  • Pursuing policies that meet the global 2-degree warming limit and even the newer 1.5-degree goal that came out of the Paris Climate Agreement in December 2015
  • Phasing out fossil fuel subsidies by 2025, and calling on G-20 to do the same
  • Reducing methane emissions from the oil and gas by 40 percent to 45 percent by 2025

There were many more interesting elements of the agreement also -- see more below the spreadsheets. My main point here is to look at the numbers on the renewable commitment and what it implies for the U.S. energy system. Here's the mix of energy generation by country. I calculated roughly the amount of clean energy already being generated in each, yielding 38.7 percent of total (the news reported 37 percent, so I'm in the ballpark). So for the continent to hit 50 percent by 2025, I think the U.S. has to go from 33 percent today to 46 percent. I'll talk more about what this means in my article next week. But the second image here shows how much wind or solar you'd need to get there. If we added only wind, for example, we'd have to build roughly 3 times as much as we build over the last decade (assuming you shut down a commensurate amount of fossil fuel supply).

You can download this spreadsheet and play with the assumptions (like whether there will be any growth in energy generation in the countries).
Download Clean Economy Scenario File

  • Creating new regulations and reduction plans for methane from oil and gas, but also agriculture, waste management, and food waste
  • Buying more clean vehicles for government fleets
  • Collaborating to reduce marine shipping emissions
  • Supporting multiple elements of the Paris accord, including developing longer-term low-GHG development plans and increasing transparency (while only vaguely mentioning carbon markets which imply a price on carbon or cap and trade)
  • Integrating systems for early detection of natural disasters and protecting oceans.
  • Driving businesses to reduce energy use through adoption of voluntary ISO 50001 standards.
  • Sharing geospacial information on infrastructure and renewable resources (e.g., solar resource maps)
  • Reducing and recovering food waste
  • Driving down black carbon emissions from new heavy-duty diesel vehicles to near-zero levels continent-wide by implementing aligned, world-class, ultra low-sulphur diesel fuel
  • Deploying renewables to remote communities as alternative to diesel, coal, or firewood
  • Protecting habitat for Monarch butterflies, migratory birds, and pollinators while collaborating to combat invasive species on a continent-wide basis
  • Jointly researching best practices and technologies for priority areas like methane reduction, energy storage, and building energy efficiency.
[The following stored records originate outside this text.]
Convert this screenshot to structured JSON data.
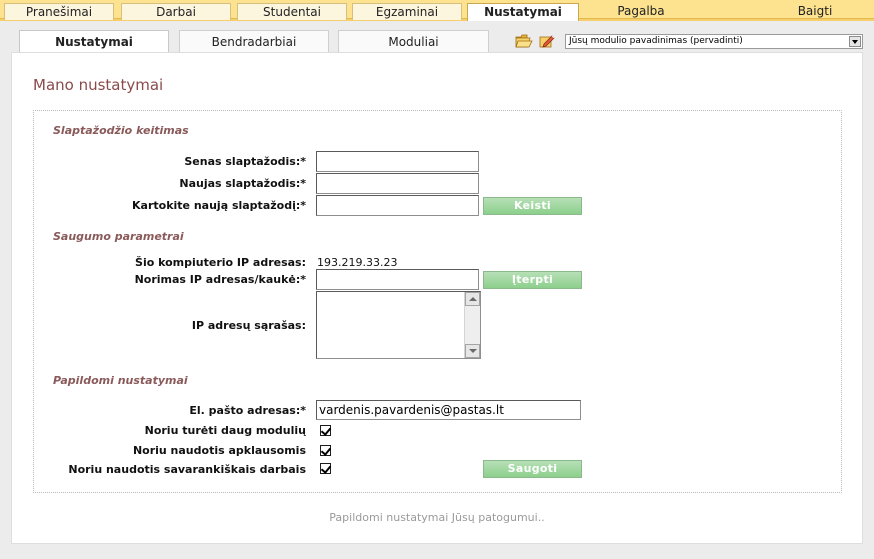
{
  "top_nav": {
    "tabs": [
      "Pranešimai",
      "Darbai",
      "Studentai",
      "Egzaminai",
      "Nustatymai"
    ],
    "active": "Nustatymai",
    "help": "Pagalba",
    "logout": "Baigti"
  },
  "sub_nav": {
    "tabs": [
      "Nustatymai",
      "Bendradarbiai",
      "Moduliai"
    ],
    "active": "Nustatymai",
    "module_select": "Jūsų modulio pavadinimas (pervadinti)"
  },
  "page": {
    "title": "Mano nustatymai"
  },
  "password_section": {
    "heading": "Slaptažodžio keitimas",
    "old_label": "Senas slaptažodis:*",
    "new_label": "Naujas slaptažodis:*",
    "repeat_label": "Kartokite naują slaptažodį:*",
    "change_button": "Keisti"
  },
  "security_section": {
    "heading": "Saugumo parametrai",
    "ip_label": "Šio kompiuterio IP adresas:",
    "ip_value": "193.219.33.23",
    "wanted_ip_label": "Norimas IP adresas/kaukė:*",
    "insert_button": "Įterpti",
    "ip_list_label": "IP adresų sąrašas:"
  },
  "extra_section": {
    "heading": "Papildomi nustatymai",
    "email_label": "El. pašto adresas:*",
    "email_value": "vardenis.pavardenis@pastas.lt",
    "opt_modules_label": "Noriu turėti daug modulių",
    "opt_modules": true,
    "opt_surveys_label": "Noriu naudotis apklausomis",
    "opt_surveys": true,
    "opt_selfwork_label": "Noriu naudotis savarankiškais darbais",
    "opt_selfwork": true,
    "save_button": "Saugoti"
  },
  "footer": {
    "text": "Papildomi nustatymai Jūsų patogumui.."
  }
}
(Andrew's book, The Big Pivot, was named a Best Business Book of the Year by Strategy+Business Magazine! Get your copy here. See also Andrew's TED talk on The Big Pivot.
This post was originally published on Andrew Winston's blog on July 1, 2016. If you enjoyed it, you can sign up for his RSS feed, or by email. Follow Andrew on Twitter @AndrewWinston).